►
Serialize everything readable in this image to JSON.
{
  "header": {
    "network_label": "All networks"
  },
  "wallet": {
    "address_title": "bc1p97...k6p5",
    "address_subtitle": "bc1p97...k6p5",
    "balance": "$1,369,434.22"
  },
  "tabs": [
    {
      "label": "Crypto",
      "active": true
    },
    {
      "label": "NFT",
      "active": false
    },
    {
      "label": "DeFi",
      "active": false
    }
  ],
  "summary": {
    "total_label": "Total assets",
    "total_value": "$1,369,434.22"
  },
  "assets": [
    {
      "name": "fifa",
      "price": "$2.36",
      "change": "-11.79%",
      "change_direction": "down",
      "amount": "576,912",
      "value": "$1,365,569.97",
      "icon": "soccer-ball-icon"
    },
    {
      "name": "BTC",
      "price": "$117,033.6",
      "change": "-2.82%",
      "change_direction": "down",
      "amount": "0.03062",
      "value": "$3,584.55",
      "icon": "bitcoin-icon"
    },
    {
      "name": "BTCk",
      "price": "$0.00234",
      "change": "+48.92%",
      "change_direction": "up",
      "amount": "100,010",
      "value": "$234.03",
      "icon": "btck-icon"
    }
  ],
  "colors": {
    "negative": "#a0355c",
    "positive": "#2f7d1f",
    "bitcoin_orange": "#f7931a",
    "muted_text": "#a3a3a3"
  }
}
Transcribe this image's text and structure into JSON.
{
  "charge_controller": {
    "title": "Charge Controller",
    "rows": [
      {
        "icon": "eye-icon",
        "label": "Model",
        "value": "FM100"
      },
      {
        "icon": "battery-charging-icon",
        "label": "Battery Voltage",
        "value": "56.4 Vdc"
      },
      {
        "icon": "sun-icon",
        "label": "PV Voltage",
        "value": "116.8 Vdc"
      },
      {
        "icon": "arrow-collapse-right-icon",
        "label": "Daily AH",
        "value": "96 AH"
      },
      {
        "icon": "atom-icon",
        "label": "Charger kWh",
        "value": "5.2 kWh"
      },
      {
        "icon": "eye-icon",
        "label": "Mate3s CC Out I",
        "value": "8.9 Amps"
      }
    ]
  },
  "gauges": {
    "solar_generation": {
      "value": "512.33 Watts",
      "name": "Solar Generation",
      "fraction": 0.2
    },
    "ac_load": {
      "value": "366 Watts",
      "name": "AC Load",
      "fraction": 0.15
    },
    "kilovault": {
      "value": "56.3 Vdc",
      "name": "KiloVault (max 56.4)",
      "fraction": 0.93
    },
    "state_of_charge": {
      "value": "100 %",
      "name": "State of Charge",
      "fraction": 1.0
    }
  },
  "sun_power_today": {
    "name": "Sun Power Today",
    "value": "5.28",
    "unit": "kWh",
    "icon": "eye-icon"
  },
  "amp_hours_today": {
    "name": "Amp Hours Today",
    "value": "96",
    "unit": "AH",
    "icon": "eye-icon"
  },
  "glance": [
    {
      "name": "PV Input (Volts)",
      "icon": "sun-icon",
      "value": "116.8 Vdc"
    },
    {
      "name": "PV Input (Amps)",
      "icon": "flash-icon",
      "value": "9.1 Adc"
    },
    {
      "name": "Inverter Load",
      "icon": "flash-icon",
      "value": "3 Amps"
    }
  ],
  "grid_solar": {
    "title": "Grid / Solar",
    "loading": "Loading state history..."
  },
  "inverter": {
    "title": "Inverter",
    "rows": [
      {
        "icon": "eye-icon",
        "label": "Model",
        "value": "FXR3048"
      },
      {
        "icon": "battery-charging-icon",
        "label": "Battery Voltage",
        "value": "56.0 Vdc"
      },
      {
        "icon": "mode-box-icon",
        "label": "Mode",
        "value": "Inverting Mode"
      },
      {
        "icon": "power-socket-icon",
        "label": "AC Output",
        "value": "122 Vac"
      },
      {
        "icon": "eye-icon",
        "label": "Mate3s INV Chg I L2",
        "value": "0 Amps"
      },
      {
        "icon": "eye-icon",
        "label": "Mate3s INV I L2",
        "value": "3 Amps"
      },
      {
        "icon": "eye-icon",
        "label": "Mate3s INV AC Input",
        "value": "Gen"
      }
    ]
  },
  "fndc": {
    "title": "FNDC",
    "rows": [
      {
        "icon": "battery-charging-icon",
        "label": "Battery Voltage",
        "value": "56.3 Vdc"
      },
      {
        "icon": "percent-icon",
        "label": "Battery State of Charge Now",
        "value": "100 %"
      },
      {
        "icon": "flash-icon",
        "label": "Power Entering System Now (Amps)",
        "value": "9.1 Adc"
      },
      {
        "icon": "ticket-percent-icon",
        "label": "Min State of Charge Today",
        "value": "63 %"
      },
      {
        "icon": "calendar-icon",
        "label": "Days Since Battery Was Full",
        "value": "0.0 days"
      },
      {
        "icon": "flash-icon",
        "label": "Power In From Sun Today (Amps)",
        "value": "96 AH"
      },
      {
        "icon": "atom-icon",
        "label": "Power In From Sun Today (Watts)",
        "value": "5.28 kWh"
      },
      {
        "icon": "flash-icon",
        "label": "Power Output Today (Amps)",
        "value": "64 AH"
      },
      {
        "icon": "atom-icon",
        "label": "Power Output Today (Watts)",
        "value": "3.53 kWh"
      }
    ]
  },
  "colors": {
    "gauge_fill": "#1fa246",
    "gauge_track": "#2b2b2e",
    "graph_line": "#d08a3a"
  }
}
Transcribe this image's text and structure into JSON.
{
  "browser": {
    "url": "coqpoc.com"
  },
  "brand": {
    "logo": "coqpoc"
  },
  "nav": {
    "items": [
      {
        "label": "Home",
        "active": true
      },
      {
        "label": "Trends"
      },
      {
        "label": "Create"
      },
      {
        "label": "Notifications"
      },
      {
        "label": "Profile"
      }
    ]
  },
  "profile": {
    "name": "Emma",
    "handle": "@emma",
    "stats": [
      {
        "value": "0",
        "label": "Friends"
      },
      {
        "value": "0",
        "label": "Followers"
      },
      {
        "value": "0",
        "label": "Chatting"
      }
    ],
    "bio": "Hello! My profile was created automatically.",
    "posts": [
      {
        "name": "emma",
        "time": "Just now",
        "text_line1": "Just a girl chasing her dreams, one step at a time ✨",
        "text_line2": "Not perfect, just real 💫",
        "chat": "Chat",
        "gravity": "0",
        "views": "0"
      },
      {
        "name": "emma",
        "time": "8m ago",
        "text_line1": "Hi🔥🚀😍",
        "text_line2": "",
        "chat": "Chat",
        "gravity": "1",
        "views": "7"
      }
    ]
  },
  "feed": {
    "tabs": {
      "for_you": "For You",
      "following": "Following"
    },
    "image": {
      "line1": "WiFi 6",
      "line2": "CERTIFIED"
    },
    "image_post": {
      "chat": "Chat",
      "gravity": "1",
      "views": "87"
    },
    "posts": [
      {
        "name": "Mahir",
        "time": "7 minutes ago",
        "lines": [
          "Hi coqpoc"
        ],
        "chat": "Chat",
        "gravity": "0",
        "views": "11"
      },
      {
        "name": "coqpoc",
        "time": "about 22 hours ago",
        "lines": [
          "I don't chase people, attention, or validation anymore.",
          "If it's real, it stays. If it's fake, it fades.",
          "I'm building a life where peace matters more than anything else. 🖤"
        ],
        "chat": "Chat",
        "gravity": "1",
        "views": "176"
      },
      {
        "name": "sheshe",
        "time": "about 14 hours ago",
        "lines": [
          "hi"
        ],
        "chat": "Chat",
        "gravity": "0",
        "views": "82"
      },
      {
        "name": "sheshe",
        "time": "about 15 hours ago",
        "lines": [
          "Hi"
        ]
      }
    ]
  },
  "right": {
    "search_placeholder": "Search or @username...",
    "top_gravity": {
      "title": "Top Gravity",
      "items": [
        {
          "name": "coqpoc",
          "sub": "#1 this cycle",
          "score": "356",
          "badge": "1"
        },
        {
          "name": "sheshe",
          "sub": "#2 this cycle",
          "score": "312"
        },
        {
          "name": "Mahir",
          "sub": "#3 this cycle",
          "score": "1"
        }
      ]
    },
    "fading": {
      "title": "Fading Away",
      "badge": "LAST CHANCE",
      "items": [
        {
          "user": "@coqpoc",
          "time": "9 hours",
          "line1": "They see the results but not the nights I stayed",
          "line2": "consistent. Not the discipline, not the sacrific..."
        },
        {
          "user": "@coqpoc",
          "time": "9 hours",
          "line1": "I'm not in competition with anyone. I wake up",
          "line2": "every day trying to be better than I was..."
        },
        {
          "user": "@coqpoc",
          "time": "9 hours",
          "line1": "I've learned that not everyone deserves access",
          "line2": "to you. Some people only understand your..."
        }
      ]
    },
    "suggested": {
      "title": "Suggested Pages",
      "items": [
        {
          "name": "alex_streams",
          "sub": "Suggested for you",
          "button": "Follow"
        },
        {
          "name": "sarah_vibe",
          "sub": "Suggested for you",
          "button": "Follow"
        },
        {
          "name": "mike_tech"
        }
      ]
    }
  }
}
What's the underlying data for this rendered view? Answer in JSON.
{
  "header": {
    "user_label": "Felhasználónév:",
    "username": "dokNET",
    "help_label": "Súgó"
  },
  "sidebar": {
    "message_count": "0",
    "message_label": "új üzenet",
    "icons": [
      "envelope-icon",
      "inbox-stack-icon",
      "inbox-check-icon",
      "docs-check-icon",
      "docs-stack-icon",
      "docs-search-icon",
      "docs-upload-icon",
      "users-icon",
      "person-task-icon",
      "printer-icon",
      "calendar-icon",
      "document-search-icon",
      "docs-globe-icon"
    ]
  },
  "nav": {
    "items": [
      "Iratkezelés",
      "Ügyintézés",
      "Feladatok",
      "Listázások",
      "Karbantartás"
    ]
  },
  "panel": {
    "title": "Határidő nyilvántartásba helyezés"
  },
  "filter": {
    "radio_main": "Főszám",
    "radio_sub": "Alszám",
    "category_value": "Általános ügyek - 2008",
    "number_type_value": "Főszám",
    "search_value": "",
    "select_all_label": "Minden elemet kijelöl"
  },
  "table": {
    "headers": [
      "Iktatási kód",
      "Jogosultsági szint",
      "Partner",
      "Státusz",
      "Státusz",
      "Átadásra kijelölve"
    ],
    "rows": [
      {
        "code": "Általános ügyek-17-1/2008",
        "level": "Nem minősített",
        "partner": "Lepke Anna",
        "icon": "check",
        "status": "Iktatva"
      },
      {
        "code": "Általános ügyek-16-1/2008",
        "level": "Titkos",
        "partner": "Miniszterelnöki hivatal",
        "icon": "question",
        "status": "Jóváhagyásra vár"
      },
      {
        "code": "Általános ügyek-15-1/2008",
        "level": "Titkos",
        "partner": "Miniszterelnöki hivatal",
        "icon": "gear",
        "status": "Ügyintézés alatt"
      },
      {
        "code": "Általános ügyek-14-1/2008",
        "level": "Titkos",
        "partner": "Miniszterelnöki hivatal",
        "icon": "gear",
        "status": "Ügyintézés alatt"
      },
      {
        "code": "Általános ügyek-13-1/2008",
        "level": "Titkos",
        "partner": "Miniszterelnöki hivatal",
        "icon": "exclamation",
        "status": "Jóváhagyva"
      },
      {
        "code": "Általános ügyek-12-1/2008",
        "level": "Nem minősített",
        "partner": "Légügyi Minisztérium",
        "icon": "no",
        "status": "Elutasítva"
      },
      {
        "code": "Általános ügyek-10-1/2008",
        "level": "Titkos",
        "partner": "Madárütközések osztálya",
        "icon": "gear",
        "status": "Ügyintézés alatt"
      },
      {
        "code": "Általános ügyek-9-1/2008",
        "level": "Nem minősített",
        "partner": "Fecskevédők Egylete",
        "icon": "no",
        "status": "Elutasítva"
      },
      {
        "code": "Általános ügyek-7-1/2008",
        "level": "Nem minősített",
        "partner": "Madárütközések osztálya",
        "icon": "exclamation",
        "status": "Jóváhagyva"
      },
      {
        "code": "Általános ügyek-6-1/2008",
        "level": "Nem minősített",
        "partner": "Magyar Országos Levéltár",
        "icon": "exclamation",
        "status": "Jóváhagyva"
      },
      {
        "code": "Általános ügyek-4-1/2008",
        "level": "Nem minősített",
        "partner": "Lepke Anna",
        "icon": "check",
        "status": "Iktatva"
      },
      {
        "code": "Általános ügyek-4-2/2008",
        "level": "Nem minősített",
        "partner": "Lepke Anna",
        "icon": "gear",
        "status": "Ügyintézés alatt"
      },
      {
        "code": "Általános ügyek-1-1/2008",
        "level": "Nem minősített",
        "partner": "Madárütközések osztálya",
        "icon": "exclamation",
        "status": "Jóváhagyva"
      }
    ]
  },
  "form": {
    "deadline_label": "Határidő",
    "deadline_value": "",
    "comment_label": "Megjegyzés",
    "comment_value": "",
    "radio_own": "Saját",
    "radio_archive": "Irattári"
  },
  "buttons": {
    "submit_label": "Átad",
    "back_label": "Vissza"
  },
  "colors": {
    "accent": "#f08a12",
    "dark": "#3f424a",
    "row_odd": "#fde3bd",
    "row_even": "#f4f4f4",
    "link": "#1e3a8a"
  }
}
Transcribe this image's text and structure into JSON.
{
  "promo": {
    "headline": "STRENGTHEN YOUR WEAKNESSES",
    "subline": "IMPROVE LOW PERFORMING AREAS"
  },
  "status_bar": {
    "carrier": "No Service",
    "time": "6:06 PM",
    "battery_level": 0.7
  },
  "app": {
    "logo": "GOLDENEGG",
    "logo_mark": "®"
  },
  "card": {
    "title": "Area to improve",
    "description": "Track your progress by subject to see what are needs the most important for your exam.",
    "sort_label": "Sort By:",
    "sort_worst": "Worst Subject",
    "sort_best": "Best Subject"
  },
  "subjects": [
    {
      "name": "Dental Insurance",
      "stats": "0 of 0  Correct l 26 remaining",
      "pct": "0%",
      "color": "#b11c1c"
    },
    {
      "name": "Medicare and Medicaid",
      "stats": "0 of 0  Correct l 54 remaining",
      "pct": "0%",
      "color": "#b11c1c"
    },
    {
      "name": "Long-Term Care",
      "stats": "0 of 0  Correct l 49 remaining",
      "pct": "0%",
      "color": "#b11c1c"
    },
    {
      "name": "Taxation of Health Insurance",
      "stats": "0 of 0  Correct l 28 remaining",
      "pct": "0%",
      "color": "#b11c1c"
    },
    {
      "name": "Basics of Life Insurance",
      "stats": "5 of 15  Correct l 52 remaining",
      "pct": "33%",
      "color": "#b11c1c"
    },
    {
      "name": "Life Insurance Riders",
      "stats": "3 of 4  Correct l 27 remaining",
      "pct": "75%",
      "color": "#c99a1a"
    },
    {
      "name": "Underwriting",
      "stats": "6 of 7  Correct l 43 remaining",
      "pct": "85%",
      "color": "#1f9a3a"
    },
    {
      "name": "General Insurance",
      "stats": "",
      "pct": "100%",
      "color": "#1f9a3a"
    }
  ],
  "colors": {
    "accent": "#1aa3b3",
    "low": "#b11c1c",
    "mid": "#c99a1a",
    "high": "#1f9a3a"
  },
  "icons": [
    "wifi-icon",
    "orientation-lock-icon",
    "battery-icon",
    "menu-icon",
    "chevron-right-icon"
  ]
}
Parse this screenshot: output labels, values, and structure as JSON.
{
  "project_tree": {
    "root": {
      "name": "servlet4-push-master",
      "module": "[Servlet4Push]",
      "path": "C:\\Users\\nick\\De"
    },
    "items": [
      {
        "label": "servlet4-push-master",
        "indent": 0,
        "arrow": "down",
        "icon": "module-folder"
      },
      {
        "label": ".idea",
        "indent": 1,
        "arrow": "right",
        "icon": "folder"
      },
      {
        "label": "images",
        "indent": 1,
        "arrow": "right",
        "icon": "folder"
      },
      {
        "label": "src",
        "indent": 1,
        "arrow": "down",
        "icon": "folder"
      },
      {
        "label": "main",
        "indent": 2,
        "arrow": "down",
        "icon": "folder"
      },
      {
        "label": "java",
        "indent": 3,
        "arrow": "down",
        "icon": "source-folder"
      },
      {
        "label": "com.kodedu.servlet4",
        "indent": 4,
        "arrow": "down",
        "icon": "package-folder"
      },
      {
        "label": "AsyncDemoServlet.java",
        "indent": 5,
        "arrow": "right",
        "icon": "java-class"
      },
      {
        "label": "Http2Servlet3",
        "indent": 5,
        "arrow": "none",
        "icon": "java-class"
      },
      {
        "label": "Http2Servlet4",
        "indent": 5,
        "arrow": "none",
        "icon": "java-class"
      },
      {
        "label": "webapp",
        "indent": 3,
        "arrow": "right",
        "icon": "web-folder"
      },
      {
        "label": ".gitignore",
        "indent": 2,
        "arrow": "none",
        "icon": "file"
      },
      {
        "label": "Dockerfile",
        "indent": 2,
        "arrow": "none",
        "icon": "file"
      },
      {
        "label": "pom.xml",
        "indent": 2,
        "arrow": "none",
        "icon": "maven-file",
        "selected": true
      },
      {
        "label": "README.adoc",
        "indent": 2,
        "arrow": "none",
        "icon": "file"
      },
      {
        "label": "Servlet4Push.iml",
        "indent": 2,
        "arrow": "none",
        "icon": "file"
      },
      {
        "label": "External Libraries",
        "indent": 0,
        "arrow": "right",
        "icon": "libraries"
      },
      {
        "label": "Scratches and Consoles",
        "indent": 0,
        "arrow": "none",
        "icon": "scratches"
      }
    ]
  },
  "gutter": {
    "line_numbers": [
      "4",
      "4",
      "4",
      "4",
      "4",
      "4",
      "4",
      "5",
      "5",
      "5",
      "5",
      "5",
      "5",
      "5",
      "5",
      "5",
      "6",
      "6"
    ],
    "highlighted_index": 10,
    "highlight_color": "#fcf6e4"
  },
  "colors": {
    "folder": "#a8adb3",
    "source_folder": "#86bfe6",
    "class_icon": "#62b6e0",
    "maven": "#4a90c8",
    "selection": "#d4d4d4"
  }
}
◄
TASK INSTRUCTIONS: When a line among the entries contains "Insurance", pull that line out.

EXERCISE RESPONSE:
      "name": "Dental Insurance",
      "name": "Taxation of Health Insurance",
      "name": "Basics of Life Insurance",
      "name": "Life Insurance Riders",
      "name": "General Insurance",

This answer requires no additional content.